For everyone else, let’s look at professional production rates for video. We all know it really does “depend.” How long is it? Is it a straight up interview with some b-roll or is it a creative commercial that uses special effects? One location or several? Will professional on-camera talent be needed? But for example’s sake, let’s say you want a training video done. You can keep a figure of $2,000-$3,000 per finished minute in your head. A more involved commercial or episodic style shoot will be in the $8,000-$10,000 per finished minute range.
There are ways to get these numbers down if you want, like packaging multiple productions into one deal if you know you’re going to need them done anyway. Or doing multiple shoots in one day in one location; that will help stretch your production dollar. If you want your content staffer to play Jerry Bruckheimer and produce the whole thing themselves as opposed to getting a video production company, they’ll have to call around and get “day rates” in your market for all the crew positions required such as videographer, editor, lighting, sound person, production assistants, etc. They’ll also need to handle craft services (snacks) and lunch/dinner. These people expect to stay fed. And there’s always plenty of location agreements and proof of insurance issues to deal with. It’s quite a job.
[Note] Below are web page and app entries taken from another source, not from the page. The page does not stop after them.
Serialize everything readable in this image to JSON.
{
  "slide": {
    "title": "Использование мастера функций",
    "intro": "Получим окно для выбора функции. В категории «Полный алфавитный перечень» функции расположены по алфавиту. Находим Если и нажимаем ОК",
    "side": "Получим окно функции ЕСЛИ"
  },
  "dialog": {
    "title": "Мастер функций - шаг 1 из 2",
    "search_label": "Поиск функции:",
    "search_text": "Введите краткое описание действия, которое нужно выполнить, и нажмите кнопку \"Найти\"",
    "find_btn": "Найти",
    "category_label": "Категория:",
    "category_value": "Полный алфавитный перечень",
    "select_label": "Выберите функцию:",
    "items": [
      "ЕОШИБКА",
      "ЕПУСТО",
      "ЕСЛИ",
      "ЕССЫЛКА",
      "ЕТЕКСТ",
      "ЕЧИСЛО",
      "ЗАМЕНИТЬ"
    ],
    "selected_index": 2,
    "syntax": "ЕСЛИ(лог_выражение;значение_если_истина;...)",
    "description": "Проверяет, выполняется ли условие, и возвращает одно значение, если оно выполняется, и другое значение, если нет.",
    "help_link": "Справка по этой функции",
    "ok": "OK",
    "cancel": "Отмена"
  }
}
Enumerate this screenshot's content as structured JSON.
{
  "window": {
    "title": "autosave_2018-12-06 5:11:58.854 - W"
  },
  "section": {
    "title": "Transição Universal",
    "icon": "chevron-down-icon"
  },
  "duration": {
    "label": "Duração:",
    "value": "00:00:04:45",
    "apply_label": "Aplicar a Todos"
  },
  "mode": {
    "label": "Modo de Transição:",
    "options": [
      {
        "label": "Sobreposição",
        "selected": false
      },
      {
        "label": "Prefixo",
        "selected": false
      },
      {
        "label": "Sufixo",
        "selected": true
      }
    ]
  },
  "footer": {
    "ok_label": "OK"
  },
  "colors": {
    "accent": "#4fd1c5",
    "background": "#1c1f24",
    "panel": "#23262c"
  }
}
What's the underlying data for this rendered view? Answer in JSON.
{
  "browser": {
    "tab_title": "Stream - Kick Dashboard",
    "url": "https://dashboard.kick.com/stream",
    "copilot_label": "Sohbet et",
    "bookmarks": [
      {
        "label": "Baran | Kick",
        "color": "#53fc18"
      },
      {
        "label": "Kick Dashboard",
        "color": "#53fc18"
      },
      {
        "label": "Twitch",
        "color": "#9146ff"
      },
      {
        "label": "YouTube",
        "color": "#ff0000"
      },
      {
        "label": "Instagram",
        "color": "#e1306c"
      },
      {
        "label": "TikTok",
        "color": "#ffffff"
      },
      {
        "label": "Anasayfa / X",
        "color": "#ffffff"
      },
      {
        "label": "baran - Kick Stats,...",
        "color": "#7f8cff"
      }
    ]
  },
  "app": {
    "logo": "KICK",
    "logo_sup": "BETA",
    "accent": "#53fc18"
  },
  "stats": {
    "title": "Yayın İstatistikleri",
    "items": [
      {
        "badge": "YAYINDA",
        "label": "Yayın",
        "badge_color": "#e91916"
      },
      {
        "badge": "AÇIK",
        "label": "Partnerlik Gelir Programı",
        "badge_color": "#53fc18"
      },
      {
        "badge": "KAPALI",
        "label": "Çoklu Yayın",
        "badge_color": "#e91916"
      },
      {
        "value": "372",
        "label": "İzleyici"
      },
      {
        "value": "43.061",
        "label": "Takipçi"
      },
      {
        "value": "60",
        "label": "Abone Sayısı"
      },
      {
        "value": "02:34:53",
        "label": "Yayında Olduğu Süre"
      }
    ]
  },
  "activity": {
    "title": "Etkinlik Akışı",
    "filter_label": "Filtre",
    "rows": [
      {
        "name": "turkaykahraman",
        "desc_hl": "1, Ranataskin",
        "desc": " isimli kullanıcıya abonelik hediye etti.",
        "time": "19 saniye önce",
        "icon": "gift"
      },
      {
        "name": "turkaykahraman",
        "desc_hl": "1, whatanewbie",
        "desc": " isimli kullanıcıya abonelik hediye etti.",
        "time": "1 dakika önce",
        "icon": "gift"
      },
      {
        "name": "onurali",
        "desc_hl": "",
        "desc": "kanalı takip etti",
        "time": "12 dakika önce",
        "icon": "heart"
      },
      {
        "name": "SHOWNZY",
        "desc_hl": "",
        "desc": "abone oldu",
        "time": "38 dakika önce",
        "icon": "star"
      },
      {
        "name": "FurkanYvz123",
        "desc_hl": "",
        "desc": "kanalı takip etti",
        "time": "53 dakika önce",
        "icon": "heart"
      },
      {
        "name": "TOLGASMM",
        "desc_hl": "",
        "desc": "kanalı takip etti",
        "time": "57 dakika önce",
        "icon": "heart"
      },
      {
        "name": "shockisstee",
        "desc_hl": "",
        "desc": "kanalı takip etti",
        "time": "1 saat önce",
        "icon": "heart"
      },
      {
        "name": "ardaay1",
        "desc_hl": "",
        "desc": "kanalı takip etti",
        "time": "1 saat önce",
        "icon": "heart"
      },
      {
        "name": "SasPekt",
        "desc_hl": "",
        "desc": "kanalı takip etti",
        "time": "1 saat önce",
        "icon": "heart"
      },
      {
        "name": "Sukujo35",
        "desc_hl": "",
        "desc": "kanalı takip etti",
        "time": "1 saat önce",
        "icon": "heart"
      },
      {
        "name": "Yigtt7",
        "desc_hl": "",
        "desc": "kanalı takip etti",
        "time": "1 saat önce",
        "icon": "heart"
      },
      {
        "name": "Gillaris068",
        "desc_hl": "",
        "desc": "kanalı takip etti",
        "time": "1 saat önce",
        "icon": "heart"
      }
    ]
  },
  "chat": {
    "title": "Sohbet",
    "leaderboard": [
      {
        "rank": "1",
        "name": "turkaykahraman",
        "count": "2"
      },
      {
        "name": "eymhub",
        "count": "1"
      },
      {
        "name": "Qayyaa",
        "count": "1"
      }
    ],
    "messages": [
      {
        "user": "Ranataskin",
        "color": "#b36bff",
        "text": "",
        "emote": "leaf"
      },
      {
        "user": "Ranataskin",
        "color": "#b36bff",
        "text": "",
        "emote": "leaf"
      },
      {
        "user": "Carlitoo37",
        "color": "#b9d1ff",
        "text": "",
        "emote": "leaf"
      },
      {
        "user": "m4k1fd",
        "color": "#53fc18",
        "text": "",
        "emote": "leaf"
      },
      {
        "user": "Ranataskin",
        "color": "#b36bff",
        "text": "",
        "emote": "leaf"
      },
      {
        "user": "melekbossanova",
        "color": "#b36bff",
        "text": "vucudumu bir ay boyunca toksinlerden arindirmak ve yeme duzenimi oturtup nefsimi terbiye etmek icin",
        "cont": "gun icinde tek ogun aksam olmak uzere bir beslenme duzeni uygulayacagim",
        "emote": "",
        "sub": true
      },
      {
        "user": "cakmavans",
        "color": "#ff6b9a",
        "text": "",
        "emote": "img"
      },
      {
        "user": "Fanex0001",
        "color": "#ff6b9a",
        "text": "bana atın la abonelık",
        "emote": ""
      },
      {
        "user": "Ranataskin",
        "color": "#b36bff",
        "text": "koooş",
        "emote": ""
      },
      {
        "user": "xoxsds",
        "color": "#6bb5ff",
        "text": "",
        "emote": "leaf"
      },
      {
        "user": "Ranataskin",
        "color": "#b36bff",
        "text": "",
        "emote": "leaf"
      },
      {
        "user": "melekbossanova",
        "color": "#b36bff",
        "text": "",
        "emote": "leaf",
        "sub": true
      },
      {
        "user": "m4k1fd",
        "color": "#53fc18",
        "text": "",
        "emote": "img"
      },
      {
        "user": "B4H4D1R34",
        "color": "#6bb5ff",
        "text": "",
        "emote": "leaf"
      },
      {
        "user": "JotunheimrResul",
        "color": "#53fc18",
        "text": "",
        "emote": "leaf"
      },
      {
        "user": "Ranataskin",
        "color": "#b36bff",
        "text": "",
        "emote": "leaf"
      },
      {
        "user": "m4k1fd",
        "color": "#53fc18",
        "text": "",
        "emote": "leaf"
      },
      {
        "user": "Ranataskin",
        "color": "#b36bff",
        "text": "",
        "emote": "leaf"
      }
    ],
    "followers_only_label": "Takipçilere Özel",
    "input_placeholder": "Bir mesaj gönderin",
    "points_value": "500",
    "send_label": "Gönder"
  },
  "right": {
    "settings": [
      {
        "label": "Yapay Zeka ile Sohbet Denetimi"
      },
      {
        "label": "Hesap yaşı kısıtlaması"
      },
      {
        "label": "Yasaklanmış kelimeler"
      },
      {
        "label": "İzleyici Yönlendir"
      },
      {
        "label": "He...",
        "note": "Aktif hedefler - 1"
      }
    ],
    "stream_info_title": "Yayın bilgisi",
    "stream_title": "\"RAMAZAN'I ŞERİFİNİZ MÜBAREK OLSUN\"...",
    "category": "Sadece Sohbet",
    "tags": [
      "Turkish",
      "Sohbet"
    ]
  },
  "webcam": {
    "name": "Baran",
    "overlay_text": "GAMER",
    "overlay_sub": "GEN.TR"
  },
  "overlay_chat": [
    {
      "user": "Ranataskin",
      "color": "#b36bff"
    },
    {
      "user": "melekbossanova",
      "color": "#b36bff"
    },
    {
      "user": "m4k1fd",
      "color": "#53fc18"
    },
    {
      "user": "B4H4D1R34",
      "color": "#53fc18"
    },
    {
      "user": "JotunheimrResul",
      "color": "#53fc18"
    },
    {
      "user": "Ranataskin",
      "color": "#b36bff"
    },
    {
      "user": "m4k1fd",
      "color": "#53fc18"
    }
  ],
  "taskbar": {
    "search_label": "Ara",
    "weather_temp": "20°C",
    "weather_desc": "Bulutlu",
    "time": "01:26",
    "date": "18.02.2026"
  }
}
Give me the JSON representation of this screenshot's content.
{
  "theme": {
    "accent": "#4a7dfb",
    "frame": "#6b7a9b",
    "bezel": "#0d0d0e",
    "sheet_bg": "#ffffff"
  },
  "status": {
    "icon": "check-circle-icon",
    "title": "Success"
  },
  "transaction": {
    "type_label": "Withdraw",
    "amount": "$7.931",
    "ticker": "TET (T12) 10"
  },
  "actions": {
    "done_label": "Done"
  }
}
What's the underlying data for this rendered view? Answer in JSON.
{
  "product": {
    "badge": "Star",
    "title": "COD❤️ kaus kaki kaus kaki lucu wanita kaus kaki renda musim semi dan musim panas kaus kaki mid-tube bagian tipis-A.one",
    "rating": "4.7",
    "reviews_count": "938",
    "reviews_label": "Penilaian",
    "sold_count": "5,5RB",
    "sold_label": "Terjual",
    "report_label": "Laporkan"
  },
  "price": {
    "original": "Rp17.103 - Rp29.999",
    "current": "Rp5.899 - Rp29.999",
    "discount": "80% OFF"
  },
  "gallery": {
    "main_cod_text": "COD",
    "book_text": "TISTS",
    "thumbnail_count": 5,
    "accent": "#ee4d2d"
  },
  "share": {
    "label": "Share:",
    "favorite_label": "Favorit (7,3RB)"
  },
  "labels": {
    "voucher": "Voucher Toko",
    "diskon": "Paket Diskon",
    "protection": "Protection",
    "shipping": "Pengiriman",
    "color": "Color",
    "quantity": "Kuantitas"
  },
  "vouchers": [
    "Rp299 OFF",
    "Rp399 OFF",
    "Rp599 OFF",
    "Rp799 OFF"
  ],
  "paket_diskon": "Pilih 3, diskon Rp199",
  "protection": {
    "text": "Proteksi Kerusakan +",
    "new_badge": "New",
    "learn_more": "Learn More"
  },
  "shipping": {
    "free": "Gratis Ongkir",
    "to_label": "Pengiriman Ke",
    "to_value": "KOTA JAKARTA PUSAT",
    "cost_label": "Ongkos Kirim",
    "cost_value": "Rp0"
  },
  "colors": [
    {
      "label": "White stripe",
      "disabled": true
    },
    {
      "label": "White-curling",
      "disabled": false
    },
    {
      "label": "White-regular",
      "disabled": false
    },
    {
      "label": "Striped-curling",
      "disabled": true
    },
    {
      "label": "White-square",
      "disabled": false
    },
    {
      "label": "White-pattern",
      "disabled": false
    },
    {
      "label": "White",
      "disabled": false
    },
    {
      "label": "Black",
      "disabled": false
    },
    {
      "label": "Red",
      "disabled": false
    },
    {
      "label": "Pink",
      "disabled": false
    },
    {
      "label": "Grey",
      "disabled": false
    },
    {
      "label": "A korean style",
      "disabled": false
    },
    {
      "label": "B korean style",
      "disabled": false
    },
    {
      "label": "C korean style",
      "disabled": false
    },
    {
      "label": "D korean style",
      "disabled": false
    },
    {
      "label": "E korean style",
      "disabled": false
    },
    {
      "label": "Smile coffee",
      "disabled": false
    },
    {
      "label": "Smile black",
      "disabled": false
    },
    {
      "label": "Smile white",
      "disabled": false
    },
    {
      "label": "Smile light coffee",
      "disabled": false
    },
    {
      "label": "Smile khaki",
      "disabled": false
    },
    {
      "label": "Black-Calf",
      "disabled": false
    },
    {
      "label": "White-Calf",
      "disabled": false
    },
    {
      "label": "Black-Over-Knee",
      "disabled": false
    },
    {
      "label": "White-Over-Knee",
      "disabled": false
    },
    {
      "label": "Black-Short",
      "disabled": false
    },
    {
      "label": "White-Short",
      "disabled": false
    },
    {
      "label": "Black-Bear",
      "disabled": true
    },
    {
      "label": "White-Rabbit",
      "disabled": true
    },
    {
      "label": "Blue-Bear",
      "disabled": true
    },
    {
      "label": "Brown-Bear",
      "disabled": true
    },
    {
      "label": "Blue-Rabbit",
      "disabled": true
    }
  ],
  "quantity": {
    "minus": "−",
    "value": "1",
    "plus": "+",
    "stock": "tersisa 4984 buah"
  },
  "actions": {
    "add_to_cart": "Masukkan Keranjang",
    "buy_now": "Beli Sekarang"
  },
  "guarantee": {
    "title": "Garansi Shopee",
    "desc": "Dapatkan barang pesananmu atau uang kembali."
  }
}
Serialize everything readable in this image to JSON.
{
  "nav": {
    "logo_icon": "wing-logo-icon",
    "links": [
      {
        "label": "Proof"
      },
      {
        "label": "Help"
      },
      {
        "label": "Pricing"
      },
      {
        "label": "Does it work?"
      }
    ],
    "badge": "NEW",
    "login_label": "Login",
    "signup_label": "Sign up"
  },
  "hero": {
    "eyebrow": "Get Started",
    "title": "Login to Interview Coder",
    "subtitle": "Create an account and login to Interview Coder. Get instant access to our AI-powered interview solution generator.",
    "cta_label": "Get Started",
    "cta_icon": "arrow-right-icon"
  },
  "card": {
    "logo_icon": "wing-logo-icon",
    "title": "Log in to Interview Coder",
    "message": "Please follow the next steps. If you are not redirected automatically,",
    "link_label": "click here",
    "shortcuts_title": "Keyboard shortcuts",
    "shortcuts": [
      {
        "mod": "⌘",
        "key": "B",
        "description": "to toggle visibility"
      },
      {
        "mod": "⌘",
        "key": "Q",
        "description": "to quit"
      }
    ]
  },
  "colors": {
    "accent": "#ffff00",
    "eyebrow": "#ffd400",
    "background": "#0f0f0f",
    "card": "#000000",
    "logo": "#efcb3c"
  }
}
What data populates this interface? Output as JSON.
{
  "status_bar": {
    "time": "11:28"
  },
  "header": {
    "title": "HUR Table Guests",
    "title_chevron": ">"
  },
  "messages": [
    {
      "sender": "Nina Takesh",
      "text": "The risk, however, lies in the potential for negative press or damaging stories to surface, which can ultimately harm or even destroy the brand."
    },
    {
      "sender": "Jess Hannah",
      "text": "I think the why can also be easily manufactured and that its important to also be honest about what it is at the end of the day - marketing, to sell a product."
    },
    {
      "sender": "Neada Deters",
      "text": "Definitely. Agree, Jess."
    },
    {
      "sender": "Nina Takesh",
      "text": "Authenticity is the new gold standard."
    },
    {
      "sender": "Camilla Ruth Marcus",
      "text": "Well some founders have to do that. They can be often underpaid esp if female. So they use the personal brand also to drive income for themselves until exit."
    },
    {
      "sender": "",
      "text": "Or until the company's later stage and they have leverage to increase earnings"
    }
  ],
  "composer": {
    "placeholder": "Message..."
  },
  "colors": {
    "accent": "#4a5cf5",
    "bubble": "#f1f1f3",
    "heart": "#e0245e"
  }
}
With pricing, very little is hard and fast. The point is to get a content plan in place, then start making what’s needed to execute effectively on it as you can.
As I outlined in the “How to Find Writers that Make a Real Difference” post of the Content Marketing for the Very Busy series, writers are all over the board depending on who they are, their experience, and their quality. They might invoice per finished page or per finished video minute, but more likely they’ll have an hourly rate since writers write for everything from websites to blogs to infographic copy to video scripts. Just remember that the ideas and writing are everything. If that element isn’t strong, nothing else is going to save you. My writing rate is $80/hr. by the way. And my content strategy consulting rate is $150/hr. You don’t often see someone just go ahead and spout out their rates on a blog post. But since cost is the whole point and topic of this post, I didn’t see why I should be coy. Caveat: That’s what the cost is until I’m maxed out, then they go up to keep my number of clients manageable. I know copywriters that are getting $250/hr. Pencil in $65-$75/hr. for a graphic designer.
At this point, many of you reading this haven’t flinched at any of the numbers you’ve seen. Others slipped into sticker shock long ago. The point is, we at least showed you some numbers. And we didn’t even get into the costs of acquiring technology tools and platforms that might be needed, or the costs of content distribution and promotion. That would be boiling the ocean in a series meant as a primer.
Just know that with pricing, very little is hard and fast. The talent is vast, and the price ranges broad. Just like in Hollywood, productions can come in under or over budget. Your producer will advise you asap of any cost overruns or unanticipated needs. They’ll also advise you on less expensive approaches so you can stay within budget and still get the essence of what you need. You can always spend more and go big with a celebrity or special effects. Or you can always use your charm to negotiate lower rates. The point is to get a content plan in place, then start making what’s needed to execute effectively on it.
Once you’ve gone through the series and feel like you’re ready to talk about what sensible next steps can be taken, we’d love to talk shop with you, no commitment. Just fill out the easy form, or email Stiles, or we hear sometimes people still actually use the phone! Feel free to do that to.